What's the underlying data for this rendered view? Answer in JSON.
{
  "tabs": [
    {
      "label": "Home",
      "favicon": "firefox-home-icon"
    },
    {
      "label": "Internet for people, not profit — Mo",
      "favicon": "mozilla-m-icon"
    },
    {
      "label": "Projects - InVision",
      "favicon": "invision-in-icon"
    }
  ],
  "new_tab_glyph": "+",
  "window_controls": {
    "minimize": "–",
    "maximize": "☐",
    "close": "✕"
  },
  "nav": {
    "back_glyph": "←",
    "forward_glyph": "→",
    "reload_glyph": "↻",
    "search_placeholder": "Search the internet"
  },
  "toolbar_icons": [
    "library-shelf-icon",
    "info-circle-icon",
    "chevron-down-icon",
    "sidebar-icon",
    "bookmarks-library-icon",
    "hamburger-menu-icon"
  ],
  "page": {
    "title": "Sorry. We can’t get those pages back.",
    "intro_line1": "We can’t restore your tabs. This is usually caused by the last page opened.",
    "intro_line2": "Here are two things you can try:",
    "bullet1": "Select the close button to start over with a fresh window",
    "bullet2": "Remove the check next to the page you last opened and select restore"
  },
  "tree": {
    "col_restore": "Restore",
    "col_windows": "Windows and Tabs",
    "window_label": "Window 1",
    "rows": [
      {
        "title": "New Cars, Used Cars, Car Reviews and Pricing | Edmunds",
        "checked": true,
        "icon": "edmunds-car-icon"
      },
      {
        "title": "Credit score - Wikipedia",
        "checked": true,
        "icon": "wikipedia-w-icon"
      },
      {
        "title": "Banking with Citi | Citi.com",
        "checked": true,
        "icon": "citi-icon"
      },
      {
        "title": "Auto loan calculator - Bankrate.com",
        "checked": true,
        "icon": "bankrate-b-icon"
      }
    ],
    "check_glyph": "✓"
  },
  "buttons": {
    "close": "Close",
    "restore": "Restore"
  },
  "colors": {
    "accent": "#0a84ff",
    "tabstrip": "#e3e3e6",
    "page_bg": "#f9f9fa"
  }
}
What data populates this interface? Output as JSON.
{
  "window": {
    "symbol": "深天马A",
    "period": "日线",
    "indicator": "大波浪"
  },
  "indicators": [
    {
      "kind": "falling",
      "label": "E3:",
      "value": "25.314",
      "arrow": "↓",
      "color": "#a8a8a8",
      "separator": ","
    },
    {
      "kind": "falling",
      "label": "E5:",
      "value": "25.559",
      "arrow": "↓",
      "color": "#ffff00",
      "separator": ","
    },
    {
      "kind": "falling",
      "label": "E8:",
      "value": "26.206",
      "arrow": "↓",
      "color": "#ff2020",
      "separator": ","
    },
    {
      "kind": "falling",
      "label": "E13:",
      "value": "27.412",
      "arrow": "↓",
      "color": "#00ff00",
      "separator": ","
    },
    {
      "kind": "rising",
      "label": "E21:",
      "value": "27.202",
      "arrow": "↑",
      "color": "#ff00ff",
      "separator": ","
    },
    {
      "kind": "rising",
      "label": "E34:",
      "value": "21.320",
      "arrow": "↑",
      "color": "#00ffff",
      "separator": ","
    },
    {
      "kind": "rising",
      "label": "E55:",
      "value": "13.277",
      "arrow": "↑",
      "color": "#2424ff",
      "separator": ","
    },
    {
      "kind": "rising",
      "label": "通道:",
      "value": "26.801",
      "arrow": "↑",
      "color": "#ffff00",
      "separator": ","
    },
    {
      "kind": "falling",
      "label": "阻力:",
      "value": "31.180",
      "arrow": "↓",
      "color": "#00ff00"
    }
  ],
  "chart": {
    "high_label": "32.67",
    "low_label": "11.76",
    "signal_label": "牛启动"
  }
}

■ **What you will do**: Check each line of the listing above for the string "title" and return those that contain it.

■ **Solution**:
    "title": "Sorry. We can’t get those pages back.",
        "title": "New Cars, Used Cars, Car Reviews and Pricing | Edmunds",
        "title": "Credit score - Wikipedia",
        "title": "Banking with Citi | Citi.com",
        "title": "Auto loan calculator - Bankrate.com",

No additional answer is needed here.